─── Data for processing ───
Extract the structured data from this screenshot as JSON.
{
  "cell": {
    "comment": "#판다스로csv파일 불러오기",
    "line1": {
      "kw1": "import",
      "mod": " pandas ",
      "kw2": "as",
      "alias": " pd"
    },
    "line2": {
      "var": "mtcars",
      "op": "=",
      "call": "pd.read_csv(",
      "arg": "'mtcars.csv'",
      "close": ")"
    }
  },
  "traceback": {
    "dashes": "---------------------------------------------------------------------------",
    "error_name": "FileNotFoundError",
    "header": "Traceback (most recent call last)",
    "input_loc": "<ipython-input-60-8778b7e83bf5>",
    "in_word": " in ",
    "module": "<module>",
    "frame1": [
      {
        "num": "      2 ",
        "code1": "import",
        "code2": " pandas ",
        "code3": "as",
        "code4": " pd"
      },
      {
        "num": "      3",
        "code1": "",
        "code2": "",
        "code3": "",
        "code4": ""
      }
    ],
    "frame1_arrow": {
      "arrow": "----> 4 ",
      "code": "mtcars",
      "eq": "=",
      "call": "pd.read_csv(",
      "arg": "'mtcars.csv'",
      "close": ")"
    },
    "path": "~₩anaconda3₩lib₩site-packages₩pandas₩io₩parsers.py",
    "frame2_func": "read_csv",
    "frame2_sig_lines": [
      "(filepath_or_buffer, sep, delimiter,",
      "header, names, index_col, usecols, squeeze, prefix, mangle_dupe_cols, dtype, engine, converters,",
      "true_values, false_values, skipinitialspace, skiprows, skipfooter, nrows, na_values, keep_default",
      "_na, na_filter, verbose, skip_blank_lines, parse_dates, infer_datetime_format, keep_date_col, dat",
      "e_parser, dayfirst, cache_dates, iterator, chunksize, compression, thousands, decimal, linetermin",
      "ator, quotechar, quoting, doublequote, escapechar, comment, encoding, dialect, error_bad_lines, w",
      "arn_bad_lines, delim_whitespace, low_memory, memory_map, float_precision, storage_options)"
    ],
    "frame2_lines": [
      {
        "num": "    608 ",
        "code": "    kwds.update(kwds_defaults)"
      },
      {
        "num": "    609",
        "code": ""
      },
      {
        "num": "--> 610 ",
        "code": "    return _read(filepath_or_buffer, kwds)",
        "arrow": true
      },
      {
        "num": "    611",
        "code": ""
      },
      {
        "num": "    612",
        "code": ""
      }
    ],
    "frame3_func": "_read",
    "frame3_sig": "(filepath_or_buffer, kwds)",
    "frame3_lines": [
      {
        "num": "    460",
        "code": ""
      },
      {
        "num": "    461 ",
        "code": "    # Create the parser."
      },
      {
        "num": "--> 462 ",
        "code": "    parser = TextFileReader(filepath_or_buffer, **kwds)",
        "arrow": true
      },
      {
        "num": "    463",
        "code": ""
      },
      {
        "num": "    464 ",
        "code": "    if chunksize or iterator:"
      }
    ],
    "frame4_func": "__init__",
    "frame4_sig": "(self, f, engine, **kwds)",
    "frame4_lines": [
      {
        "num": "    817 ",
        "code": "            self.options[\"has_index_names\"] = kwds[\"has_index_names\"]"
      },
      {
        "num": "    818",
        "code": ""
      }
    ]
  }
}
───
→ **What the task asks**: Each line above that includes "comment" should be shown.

→ **Exercise answer**:
    "comment": "#판다스로csv파일 불러오기",
      "ator, quotechar, quoting, doublequote, escapechar, comment, encoding, dialect, error_bad_lines, w",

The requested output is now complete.